◆ **WHAT NEEDS TO BE DONE**: Each of the records below must be reproduced verbatim.

(Source data)
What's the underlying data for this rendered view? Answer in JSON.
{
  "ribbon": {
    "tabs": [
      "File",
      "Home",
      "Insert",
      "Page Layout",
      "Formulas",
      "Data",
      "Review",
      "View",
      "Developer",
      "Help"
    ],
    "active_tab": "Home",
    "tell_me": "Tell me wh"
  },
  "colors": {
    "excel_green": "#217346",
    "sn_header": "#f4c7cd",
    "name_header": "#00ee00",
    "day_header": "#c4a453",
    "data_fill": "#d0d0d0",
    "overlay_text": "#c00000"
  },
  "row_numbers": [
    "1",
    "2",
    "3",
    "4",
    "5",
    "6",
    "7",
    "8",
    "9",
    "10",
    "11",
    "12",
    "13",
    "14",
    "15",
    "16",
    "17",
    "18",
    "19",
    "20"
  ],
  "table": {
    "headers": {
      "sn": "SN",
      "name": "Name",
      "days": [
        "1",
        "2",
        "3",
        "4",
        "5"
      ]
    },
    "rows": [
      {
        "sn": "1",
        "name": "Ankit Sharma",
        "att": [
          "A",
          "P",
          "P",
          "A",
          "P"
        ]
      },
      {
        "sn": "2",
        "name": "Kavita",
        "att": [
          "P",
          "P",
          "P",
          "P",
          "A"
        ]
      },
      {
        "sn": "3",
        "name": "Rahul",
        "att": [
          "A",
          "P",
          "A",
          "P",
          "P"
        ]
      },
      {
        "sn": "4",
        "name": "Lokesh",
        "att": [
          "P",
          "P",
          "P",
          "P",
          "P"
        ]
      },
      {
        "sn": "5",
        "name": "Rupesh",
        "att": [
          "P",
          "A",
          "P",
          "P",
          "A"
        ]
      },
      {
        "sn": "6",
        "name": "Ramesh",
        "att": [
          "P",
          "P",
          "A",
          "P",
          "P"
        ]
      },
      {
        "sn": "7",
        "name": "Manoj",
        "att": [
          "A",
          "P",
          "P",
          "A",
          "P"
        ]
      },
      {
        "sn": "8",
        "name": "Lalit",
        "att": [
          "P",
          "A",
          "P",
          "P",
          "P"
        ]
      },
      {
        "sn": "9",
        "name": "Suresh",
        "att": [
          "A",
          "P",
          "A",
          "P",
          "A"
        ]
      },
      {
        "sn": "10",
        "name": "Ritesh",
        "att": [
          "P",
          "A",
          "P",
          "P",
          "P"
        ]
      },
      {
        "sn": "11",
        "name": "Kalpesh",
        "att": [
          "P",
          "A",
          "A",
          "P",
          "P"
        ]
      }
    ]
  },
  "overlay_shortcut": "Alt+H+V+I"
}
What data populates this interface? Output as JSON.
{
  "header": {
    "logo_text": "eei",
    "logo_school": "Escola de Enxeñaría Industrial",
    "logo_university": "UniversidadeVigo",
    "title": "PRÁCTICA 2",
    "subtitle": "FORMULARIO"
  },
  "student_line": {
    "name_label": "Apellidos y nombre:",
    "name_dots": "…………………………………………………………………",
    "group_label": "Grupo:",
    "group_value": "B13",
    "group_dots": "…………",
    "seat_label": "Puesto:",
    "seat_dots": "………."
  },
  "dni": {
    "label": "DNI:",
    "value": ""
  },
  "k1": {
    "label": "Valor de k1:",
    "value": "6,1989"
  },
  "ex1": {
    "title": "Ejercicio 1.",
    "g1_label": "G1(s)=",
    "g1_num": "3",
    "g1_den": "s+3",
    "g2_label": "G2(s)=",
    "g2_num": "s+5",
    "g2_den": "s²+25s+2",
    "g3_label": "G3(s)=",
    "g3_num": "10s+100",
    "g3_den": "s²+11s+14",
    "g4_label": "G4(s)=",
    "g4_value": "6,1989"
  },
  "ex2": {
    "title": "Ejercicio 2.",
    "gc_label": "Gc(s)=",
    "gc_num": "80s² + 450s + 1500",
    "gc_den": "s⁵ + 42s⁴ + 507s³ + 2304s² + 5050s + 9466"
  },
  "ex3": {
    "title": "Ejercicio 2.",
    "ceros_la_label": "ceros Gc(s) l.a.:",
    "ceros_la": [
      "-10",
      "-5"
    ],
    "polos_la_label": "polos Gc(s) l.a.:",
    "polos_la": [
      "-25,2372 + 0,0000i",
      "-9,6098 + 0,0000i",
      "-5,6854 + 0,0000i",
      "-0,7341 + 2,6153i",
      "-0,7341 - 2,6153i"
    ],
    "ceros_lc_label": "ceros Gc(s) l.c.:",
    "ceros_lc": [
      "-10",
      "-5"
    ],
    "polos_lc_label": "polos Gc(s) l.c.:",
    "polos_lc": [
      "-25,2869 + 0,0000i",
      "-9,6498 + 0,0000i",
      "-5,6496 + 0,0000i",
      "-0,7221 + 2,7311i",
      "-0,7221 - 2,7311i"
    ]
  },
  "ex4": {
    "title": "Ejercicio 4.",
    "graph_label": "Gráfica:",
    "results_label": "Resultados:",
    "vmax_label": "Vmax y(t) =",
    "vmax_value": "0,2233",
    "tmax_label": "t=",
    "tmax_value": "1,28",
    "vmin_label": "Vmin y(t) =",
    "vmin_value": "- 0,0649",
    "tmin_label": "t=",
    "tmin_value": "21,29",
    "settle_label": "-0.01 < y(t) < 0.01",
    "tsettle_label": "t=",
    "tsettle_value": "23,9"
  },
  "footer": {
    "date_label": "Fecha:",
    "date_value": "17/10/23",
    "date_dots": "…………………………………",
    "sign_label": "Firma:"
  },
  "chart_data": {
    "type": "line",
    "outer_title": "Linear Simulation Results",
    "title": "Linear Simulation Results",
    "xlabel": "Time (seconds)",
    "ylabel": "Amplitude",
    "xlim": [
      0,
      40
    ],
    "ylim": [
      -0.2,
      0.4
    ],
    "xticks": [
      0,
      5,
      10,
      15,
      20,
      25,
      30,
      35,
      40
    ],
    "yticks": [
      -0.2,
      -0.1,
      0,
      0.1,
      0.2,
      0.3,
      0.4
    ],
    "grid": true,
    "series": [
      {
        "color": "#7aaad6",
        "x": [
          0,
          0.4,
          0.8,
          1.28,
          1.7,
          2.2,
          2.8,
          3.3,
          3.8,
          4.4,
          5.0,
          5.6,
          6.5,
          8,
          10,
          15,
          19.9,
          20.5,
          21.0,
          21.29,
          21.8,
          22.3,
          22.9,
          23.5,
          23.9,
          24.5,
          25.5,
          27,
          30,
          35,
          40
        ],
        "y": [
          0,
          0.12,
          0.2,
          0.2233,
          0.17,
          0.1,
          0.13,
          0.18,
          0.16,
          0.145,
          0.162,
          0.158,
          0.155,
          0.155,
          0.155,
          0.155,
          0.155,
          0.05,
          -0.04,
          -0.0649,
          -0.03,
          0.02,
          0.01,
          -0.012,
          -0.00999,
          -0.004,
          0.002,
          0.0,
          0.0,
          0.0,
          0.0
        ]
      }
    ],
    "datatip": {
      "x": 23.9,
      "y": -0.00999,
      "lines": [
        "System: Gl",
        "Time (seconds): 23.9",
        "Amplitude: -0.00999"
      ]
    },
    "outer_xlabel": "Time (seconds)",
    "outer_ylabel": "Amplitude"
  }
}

◆ **ANSWER SECTION**:
What's the underlying data for this rendered view? Answer in JSON.
{
  "ribbon": {
    "tabs": [
      "File",
      "Home",
      "Insert",
      "Page Layout",
      "Formulas",
      "Data",
      "Review",
      "View",
      "Developer",
      "Help"
    ],
    "active_tab": "Home",
    "tell_me": "Tell me wh"
  },
  "colors": {
    "excel_green": "#217346",
    "sn_header": "#f4c7cd",
    "name_header": "#00ee00",
    "day_header": "#c4a453",
    "data_fill": "#d0d0d0",
    "overlay_text": "#c00000"
  },
  "row_numbers": [
    "1",
    "2",
    "3",
    "4",
    "5",
    "6",
    "7",
    "8",
    "9",
    "10",
    "11",
    "12",
    "13",
    "14",
    "15",
    "16",
    "17",
    "18",
    "19",
    "20"
  ],
  "table": {
    "headers": {
      "sn": "SN",
      "name": "Name",
      "days": [
        "1",
        "2",
        "3",
        "4",
        "5"
      ]
    },
    "rows": [
      {
        "sn": "1",
        "name": "Ankit Sharma",
        "att": [
          "A",
          "P",
          "P",
          "A",
          "P"
        ]
      },
      {
        "sn": "2",
        "name": "Kavita",
        "att": [
          "P",
          "P",
          "P",
          "P",
          "A"
        ]
      },
      {
        "sn": "3",
        "name": "Rahul",
        "att": [
          "A",
          "P",
          "A",
          "P",
          "P"
        ]
      },
      {
        "sn": "4",
        "name": "Lokesh",
        "att": [
          "P",
          "P",
          "P",
          "P",
          "P"
        ]
      },
      {
        "sn": "5",
        "name": "Rupesh",
        "att": [
          "P",
          "A",
          "P",
          "P",
          "A"
        ]
      },
      {
        "sn": "6",
        "name": "Ramesh",
        "att": [
          "P",
          "P",
          "A",
          "P",
          "P"
        ]
      },
      {
        "sn": "7",
        "name": "Manoj",
        "att": [
          "A",
          "P",
          "P",
          "A",
          "P"
        ]
      },
      {
        "sn": "8",
        "name": "Lalit",
        "att": [
          "P",
          "A",
          "P",
          "P",
          "P"
        ]
      },
      {
        "sn": "9",
        "name": "Suresh",
        "att": [
          "A",
          "P",
          "A",
          "P",
          "A"
        ]
      },
      {
        "sn": "10",
        "name": "Ritesh",
        "att": [
          "P",
          "A",
          "P",
          "P",
          "P"
        ]
      },
      {
        "sn": "11",
        "name": "Kalpesh",
        "att": [
          "P",
          "A",
          "A",
          "P",
          "P"
        ]
      }
    ]
  },
  "overlay_shortcut": "Alt+H+V+I"
}
What data populates this interface? Output as JSON.
{
  "header": {
    "logo_text": "eei",
    "logo_school": "Escola de Enxeñaría Industrial",
    "logo_university": "UniversidadeVigo",
    "title": "PRÁCTICA 2",
    "subtitle": "FORMULARIO"
  },
  "student_line": {
    "name_label": "Apellidos y nombre:",
    "name_dots": "…………………………………………………………………",
    "group_label": "Grupo:",
    "group_value": "B13",
    "group_dots": "…………",
    "seat_label": "Puesto:",
    "seat_dots": "………."
  },
  "dni": {
    "label": "DNI:",
    "value": ""
  },
  "k1": {
    "label": "Valor de k1:",
    "value": "6,1989"
  },
  "ex1": {
    "title": "Ejercicio 1.",
    "g1_label": "G1(s)=",
    "g1_num": "3",
    "g1_den": "s+3",
    "g2_label": "G2(s)=",
    "g2_num": "s+5",
    "g2_den": "s²+25s+2",
    "g3_label": "G3(s)=",
    "g3_num": "10s+100",
    "g3_den": "s²+11s+14",
    "g4_label": "G4(s)=",
    "g4_value": "6,1989"
  },
  "ex2": {
    "title": "Ejercicio 2.",
    "gc_label": "Gc(s)=",
    "gc_num": "80s² + 450s + 1500",
    "gc_den": "s⁵ + 42s⁴ + 507s³ + 2304s² + 5050s + 9466"
  },
  "ex3": {
    "title": "Ejercicio 2.",
    "ceros_la_label": "ceros Gc(s) l.a.:",
    "ceros_la": [
      "-10",
      "-5"
    ],
    "polos_la_label": "polos Gc(s) l.a.:",
    "polos_la": [
      "-25,2372 + 0,0000i",
      "-9,6098 + 0,0000i",
      "-5,6854 + 0,0000i",
      "-0,7341 + 2,6153i",
      "-0,7341 - 2,6153i"
    ],
    "ceros_lc_label": "ceros Gc(s) l.c.:",
    "ceros_lc": [
      "-10",
      "-5"
    ],
    "polos_lc_label": "polos Gc(s) l.c.:",
    "polos_lc": [
      "-25,2869 + 0,0000i",
      "-9,6498 + 0,0000i",
      "-5,6496 + 0,0000i",
      "-0,7221 + 2,7311i",
      "-0,7221 - 2,7311i"
    ]
  },
  "ex4": {
    "title": "Ejercicio 4.",
    "graph_label": "Gráfica:",
    "results_label": "Resultados:",
    "vmax_label": "Vmax y(t) =",
    "vmax_value": "0,2233",
    "tmax_label": "t=",
    "tmax_value": "1,28",
    "vmin_label": "Vmin y(t) =",
    "vmin_value": "- 0,0649",
    "tmin_label": "t=",
    "tmin_value": "21,29",
    "settle_label": "-0.01 < y(t) < 0.01",
    "tsettle_label": "t=",
    "tsettle_value": "23,9"
  },
  "footer": {
    "date_label": "Fecha:",
    "date_value": "17/10/23",
    "date_dots": "…………………………………",
    "sign_label": "Firma:"
  },
  "chart_data": {
    "type": "line",
    "outer_title": "Linear Simulation Results",
    "title": "Linear Simulation Results",
    "xlabel": "Time (seconds)",
    "ylabel": "Amplitude",
    "xlim": [
      0,
      40
    ],
    "ylim": [
      -0.2,
      0.4
    ],
    "xticks": [
      0,
      5,
      10,
      15,
      20,
      25,
      30,
      35,
      40
    ],
    "yticks": [
      -0.2,
      -0.1,
      0,
      0.1,
      0.2,
      0.3,
      0.4
    ],
    "grid": true,
    "series": [
      {
        "color": "#7aaad6",
        "x": [
          0,
          0.4,
          0.8,
          1.28,
          1.7,
          2.2,
          2.8,
          3.3,
          3.8,
          4.4,
          5.0,
          5.6,
          6.5,
          8,
          10,
          15,
          19.9,
          20.5,
          21.0,
          21.29,
          21.8,
          22.3,
          22.9,
          23.5,
          23.9,
          24.5,
          25.5,
          27,
          30,
          35,
          40
        ],
        "y": [
          0,
          0.12,
          0.2,
          0.2233,
          0.17,
          0.1,
          0.13,
          0.18,
          0.16,
          0.145,
          0.162,
          0.158,
          0.155,
          0.155,
          0.155,
          0.155,
          0.155,
          0.05,
          -0.04,
          -0.0649,
          -0.03,
          0.02,
          0.01,
          -0.012,
          -0.00999,
          -0.004,
          0.002,
          0.0,
          0.0,
          0.0,
          0.0
        ]
      }
    ],
    "datatip": {
      "x": 23.9,
      "y": -0.00999,
      "lines": [
        "System: Gl",
        "Time (seconds): 23.9",
        "Amplitude: -0.00999"
      ]
    },
    "outer_xlabel": "Time (seconds)",
    "outer_ylabel": "Amplitude"
  }
}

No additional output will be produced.